I keep reading complaints around the blogosphere about indie authors spewing word vomit instead of writing good books. I fear I must object.
Even the icons heard the same criticism.
Lawrence Ferlinghetti believed art should be accessible to all people, not just a handful of highly educated intellectuals. He published his own work with his own City Lights Press. Have you read his poems? If not I’d recommend following their trail around a page. It’s kind of like wandering through San Francisco.
Michael Leddy, commenting on the poems of Wild Dreams of a New Beginning, “Ferlinghetti seems the poetic equivalent of the jazz soloist who, for want of invention, quotes fragments of well-known songs, hoping that the audience will be content to congratulate itself on recognizing the sources.”
Ferlinghetti was also arrested and tried for printing and selling obscene and indecent literature– Allen Ginsberg’s Howl.
Critics widely disapproved of Jack Kerouac’s work, On the Road.
William Burroughs’ work was considered obscene and banned from most libraries. Go on, eat your Naked Lunch.
The reception of Mary Shelley’s Frankenstein was largely negative. One reviewer described the book as “a tissue of horrible and disgusting absurdity.”
Wuthering Heights, by Emily Bronte – from Graham’s Lady Magazine: “How a human being could have attempted such a book as the present without committing suicide before he had finished a dozen chapters, is a mystery. It is a compound of vulgar depravity and unnatural horrors.”
There’s this thing on Amazon… It’s called the Send Sample Now button. And there’s this other feature. It’s called Search Inside This Book.
You can sample any book before you buy it for your Kindle and you can read a few pages of almost any print book before you make a decision to purchase.
Use those things. I consider them a perk for the wary reader.

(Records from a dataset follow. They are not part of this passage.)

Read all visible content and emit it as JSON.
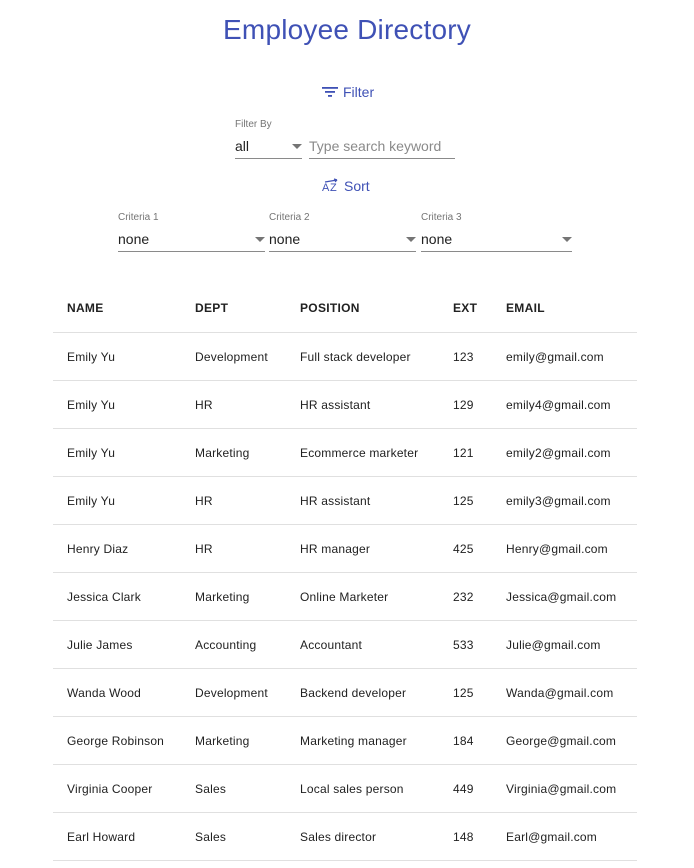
{
  "header": {
    "title": "Employee Directory"
  },
  "filter": {
    "button_label": "Filter",
    "filter_by_label": "Filter By",
    "filter_by_value": "all",
    "search_placeholder": "Type search keyword"
  },
  "sort": {
    "button_label": "Sort",
    "criteria": [
      {
        "label": "Criteria 1",
        "value": "none"
      },
      {
        "label": "Criteria 2",
        "value": "none"
      },
      {
        "label": "Criteria 3",
        "value": "none"
      }
    ]
  },
  "table": {
    "headers": [
      "NAME",
      "DEPT",
      "POSITION",
      "EXT",
      "EMAIL"
    ],
    "rows": [
      [
        "Emily Yu",
        "Development",
        "Full stack developer",
        "123",
        "emily@gmail.com"
      ],
      [
        "Emily Yu",
        "HR",
        "HR assistant",
        "129",
        "emily4@gmail.com"
      ],
      [
        "Emily Yu",
        "Marketing",
        "Ecommerce marketer",
        "121",
        "emily2@gmail.com"
      ],
      [
        "Emily Yu",
        "HR",
        "HR assistant",
        "125",
        "emily3@gmail.com"
      ],
      [
        "Henry Diaz",
        "HR",
        "HR manager",
        "425",
        "Henry@gmail.com"
      ],
      [
        "Jessica Clark",
        "Marketing",
        "Online Marketer",
        "232",
        "Jessica@gmail.com"
      ],
      [
        "Julie James",
        "Accounting",
        "Accountant",
        "533",
        "Julie@gmail.com"
      ],
      [
        "Wanda Wood",
        "Development",
        "Backend developer",
        "125",
        "Wanda@gmail.com"
      ],
      [
        "George Robinson",
        "Marketing",
        "Marketing manager",
        "184",
        "George@gmail.com"
      ],
      [
        "Virginia Cooper",
        "Sales",
        "Local sales person",
        "449",
        "Virginia@gmail.com"
      ],
      [
        "Earl Howard",
        "Sales",
        "Sales director",
        "148",
        "Earl@gmail.com"
      ]
    ]
  },
  "colors": {
    "accent": "#3f51b5",
    "divider": "#e0e0e0"
  },
  "icons": {
    "filter": "filter-list-icon",
    "sort": "sort-by-alpha-icon",
    "caret": "arrow-drop-down-icon"
  }
}
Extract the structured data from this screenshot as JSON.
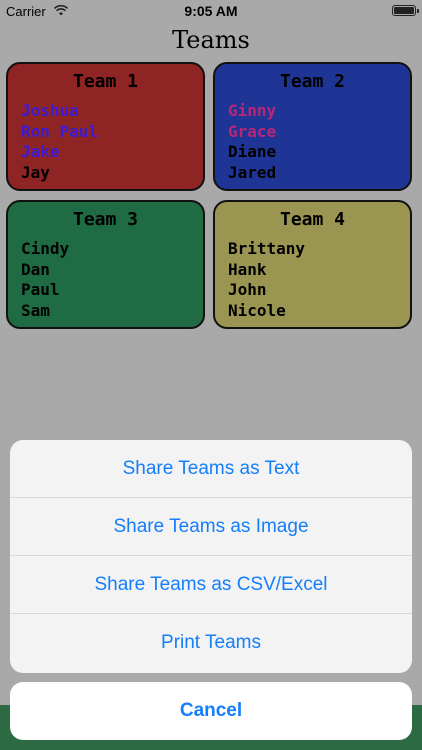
{
  "status_bar": {
    "carrier": "Carrier",
    "time": "9:05 AM"
  },
  "title": "Teams",
  "teams": [
    {
      "name": "Team 1",
      "members": [
        {
          "name": "Joshua",
          "color": "#3b1bd6"
        },
        {
          "name": "Ron Paul",
          "color": "#3b1bd6"
        },
        {
          "name": "Jake",
          "color": "#3b1bd6"
        },
        {
          "name": "Jay",
          "color": "#000000"
        }
      ]
    },
    {
      "name": "Team 2",
      "members": [
        {
          "name": "Ginny",
          "color": "#b82677"
        },
        {
          "name": "Grace",
          "color": "#b82677"
        },
        {
          "name": "Diane",
          "color": "#000000"
        },
        {
          "name": "Jared",
          "color": "#000000"
        }
      ]
    },
    {
      "name": "Team 3",
      "members": [
        {
          "name": "Cindy",
          "color": "#000000"
        },
        {
          "name": "Dan",
          "color": "#000000"
        },
        {
          "name": "Paul",
          "color": "#000000"
        },
        {
          "name": "Sam",
          "color": "#000000"
        }
      ]
    },
    {
      "name": "Team 4",
      "members": [
        {
          "name": "Brittany",
          "color": "#000000"
        },
        {
          "name": "Hank",
          "color": "#000000"
        },
        {
          "name": "John",
          "color": "#000000"
        },
        {
          "name": "Nicole",
          "color": "#000000"
        }
      ]
    }
  ],
  "action_sheet": {
    "share_text": "Share Teams as Text",
    "share_image": "Share Teams as Image",
    "share_csv": "Share Teams as CSV/Excel",
    "print": "Print Teams",
    "cancel": "Cancel"
  },
  "colors": {
    "team1_bg": "#8f2424",
    "team2_bg": "#1f3596",
    "team3_bg": "#1f6b43",
    "team4_bg": "#9a9551",
    "action_blue": "#147efb"
  }
}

Go on, use them.
It would be tough to estimate the number of books I’ve purchased in my lifetime, traditionally published books from big name publishing houses written by both established authors and debut authors that were lousy, a complete and utter waste of my time. I read a lot, I’ve been known to read as many as three books at a time, and I’ve been reading since I was 18 months old… You do the math. I’m guessing a few truckloads of non-indie books have ended up in my DNF/DONATE pile over the years.

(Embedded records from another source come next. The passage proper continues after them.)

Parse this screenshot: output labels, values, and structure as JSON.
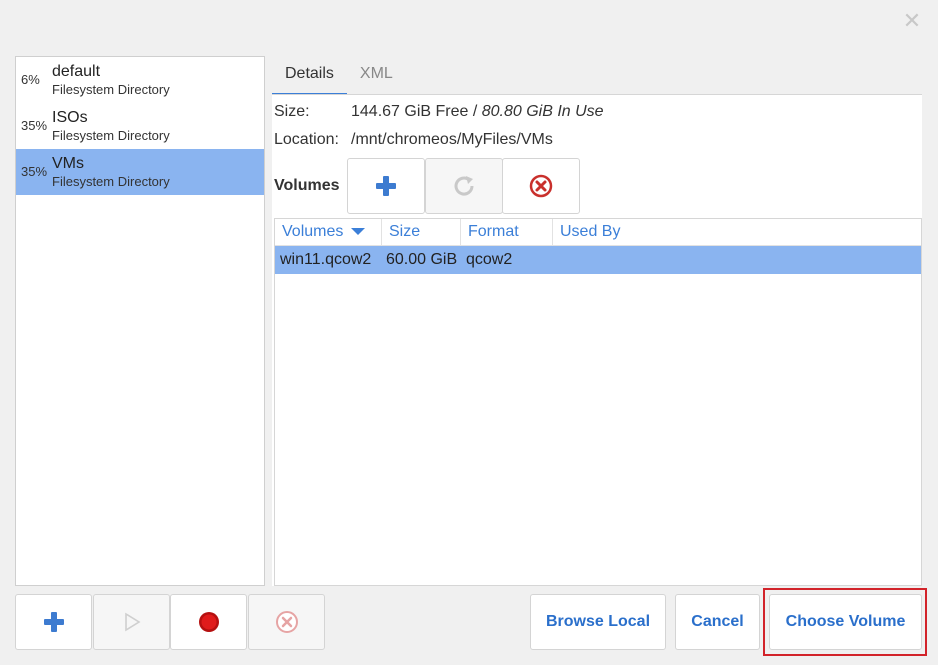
{
  "pools": [
    {
      "percent": "6%",
      "name": "default",
      "type": "Filesystem Directory",
      "selected": false
    },
    {
      "percent": "35%",
      "name": "ISOs",
      "type": "Filesystem Directory",
      "selected": false
    },
    {
      "percent": "35%",
      "name": "VMs",
      "type": "Filesystem Directory",
      "selected": true
    }
  ],
  "tabs": {
    "details": "Details",
    "xml": "XML"
  },
  "details": {
    "size_label": "Size:",
    "size_free": "144.67 GiB Free / ",
    "size_inuse": "80.80 GiB In Use",
    "location_label": "Location:",
    "location_value": "/mnt/chromeos/MyFiles/VMs",
    "volumes_label": "Volumes"
  },
  "table": {
    "columns": [
      "Volumes",
      "Size",
      "Format",
      "Used By"
    ],
    "rows": [
      {
        "name": "win11.qcow2",
        "size": "60.00 GiB",
        "format": "qcow2",
        "used_by": ""
      }
    ]
  },
  "actions": {
    "browse_local": "Browse Local",
    "cancel": "Cancel",
    "choose_volume": "Choose Volume"
  },
  "colors": {
    "accent": "#3b7fd8",
    "selection": "#8ab4f0",
    "highlight": "#d2232a"
  }
}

I don’t write crap. I don’t spew word vomit. Neither do many many indie writers I know.
Look, we all know some indie authors have problems with editing, story content, formatting. Some indie authors have no talent. Some have a great story to tell but don’t understand craft. Some understand craft but have no story. This is how it’s always been for would-be authors.
But you can’t paint us all with one brush.
That’s why, if you’re concerned about word vomit, it’s wise to sample a work before you buy, regardless of the source of the work.
Personally I think it’s cool… I like the thought of all those excellent indie books waiting to be discovered by adventurous readers. We must be doing something right – publishers are using the glut of indies as the new slush pile.